BHP’s workforce has grown to be more than 20 per cent female.
The company, which set an ambitious target of making half of its workforce women by 2025, increased its female representation by 2.9 per cent in the 2017 financial year, just below a 3 per cent goal.
BHP chief executive Andrew McKenzie said the company hired 1000 more women in fiscal 2017, lifting its female presence to more than 20 per cent.
The company also halved its female turnover rate during the financial year, from 8.4 per cent higher than men the previous year to 4.7 per cent.
“These numbers are important. If we achieve balance in and balance out then we can move towards our goal more quickly,” McKenzie said.
“This year the number of female leaders rose to 18 per cent. There are 100 more female leaders in our company today than a year ago. It makes a noticeable difference to how we make decisions and how it feels to work in our teams.”
McKenzie reinforced the strong commercial reasons for targeting diversity, including a safer, more innovative and productive workforce.
He said BHP’s most diverse sites outperform the company average on many measures, such as lower injury rates, and greater adherence to work plans and production targets.
“There’s also a moral imperative for diversity. As a father, I believe my children should be able to succeed because of their skills and achievements – the fact that they are women should not make a difference,” McKenzie said.

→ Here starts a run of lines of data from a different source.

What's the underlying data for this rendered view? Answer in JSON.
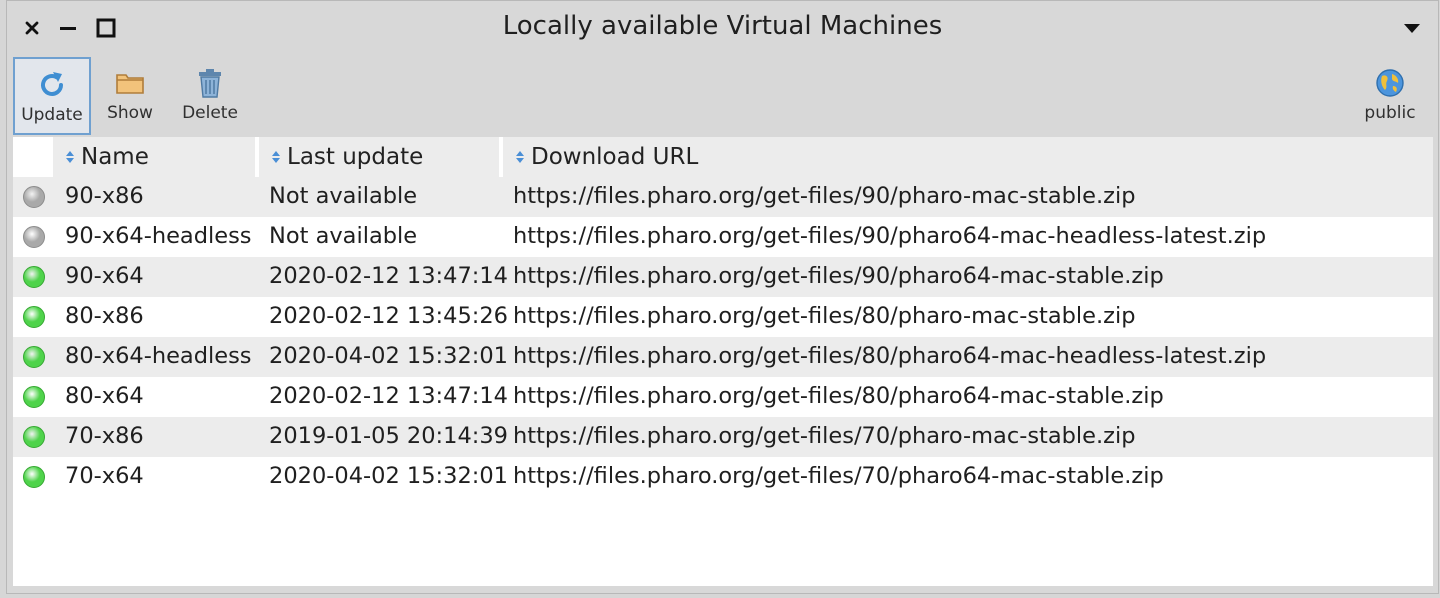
{
  "window": {
    "title": "Locally available Virtual Machines"
  },
  "toolbar": {
    "update_label": "Update",
    "show_label": "Show",
    "delete_label": "Delete",
    "public_label": "public"
  },
  "table": {
    "columns": [
      "Name",
      "Last update",
      "Download URL"
    ],
    "rows": [
      {
        "name": "90-x86",
        "last_update": "Not available",
        "url": "https://files.pharo.org/get-files/90/pharo-mac-stable.zip",
        "status": "grey"
      },
      {
        "name": "90-x64-headless",
        "last_update": "Not available",
        "url": "https://files.pharo.org/get-files/90/pharo64-mac-headless-latest.zip",
        "status": "grey"
      },
      {
        "name": "90-x64",
        "last_update": "2020-02-12 13:47:14",
        "url": "https://files.pharo.org/get-files/90/pharo64-mac-stable.zip",
        "status": "green"
      },
      {
        "name": "80-x86",
        "last_update": "2020-02-12 13:45:26",
        "url": "https://files.pharo.org/get-files/80/pharo-mac-stable.zip",
        "status": "green"
      },
      {
        "name": "80-x64-headless",
        "last_update": "2020-04-02 15:32:01",
        "url": "https://files.pharo.org/get-files/80/pharo64-mac-headless-latest.zip",
        "status": "green"
      },
      {
        "name": "80-x64",
        "last_update": "2020-02-12 13:47:14",
        "url": "https://files.pharo.org/get-files/80/pharo64-mac-stable.zip",
        "status": "green"
      },
      {
        "name": "70-x86",
        "last_update": "2019-01-05 20:14:39",
        "url": "https://files.pharo.org/get-files/70/pharo-mac-stable.zip",
        "status": "green"
      },
      {
        "name": "70-x64",
        "last_update": "2020-04-02 15:32:01",
        "url": "https://files.pharo.org/get-files/70/pharo64-mac-stable.zip",
        "status": "green"
      }
    ]
  },
  "colors": {
    "status_green": "#4fd34b",
    "status_grey": "#a9a9a9",
    "active_border": "#6fa0d0"
  },
  "icons": {
    "close": "close-icon",
    "minimize": "minimize-icon",
    "maximize": "maximize-icon",
    "menu": "window-menu-icon",
    "update": "refresh-icon",
    "show": "folder-icon",
    "delete": "trash-icon",
    "public": "globe-icon",
    "sort": "sort-arrows-icon"
  }
}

“An increase in the participation of women will also make a difference that benefits the communities in which we operate.”

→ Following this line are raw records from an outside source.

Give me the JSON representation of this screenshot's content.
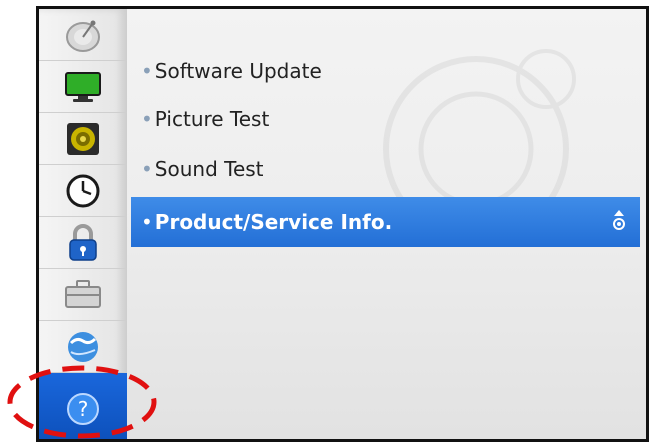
{
  "sidebar": {
    "items": [
      {
        "icon": "satellite-dish-icon",
        "label": "Channel"
      },
      {
        "icon": "monitor-icon",
        "label": "Picture"
      },
      {
        "icon": "speaker-icon",
        "label": "Audio"
      },
      {
        "icon": "clock-icon",
        "label": "Time"
      },
      {
        "icon": "lock-icon",
        "label": "Lock"
      },
      {
        "icon": "toolbox-icon",
        "label": "Option"
      },
      {
        "icon": "network-globe-icon",
        "label": "Network"
      },
      {
        "icon": "help-icon",
        "label": "Support",
        "glyph": "?",
        "active": true
      }
    ]
  },
  "menu": {
    "bullet": "•",
    "items": [
      {
        "label": "Software Update"
      },
      {
        "label": "Picture Test"
      },
      {
        "label": "Sound Test"
      },
      {
        "label": "Product/Service Info.",
        "selected": true
      }
    ]
  },
  "colors": {
    "selection": "#2f7de0",
    "active_sidebar": "#1259c8",
    "highlight_ring": "#e01010"
  }
}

While BHP’s target is to have 50 per cent of its workforce women in less than a decade, it has exceeded this proportion at its new Brisbane logistics control centre.

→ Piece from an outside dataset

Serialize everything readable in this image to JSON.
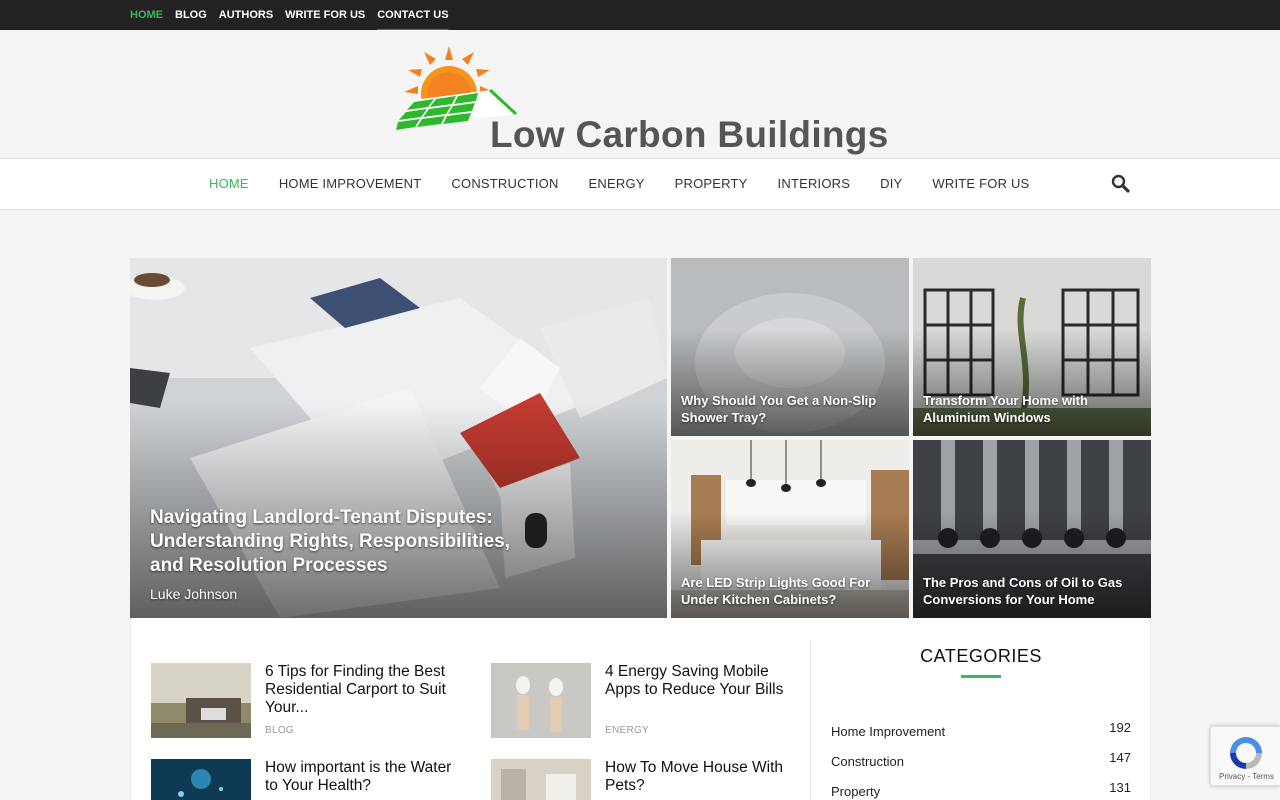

At the centre, which is made up of 53 per cent women, BHP recruited people based on matched skills rather than mining experience.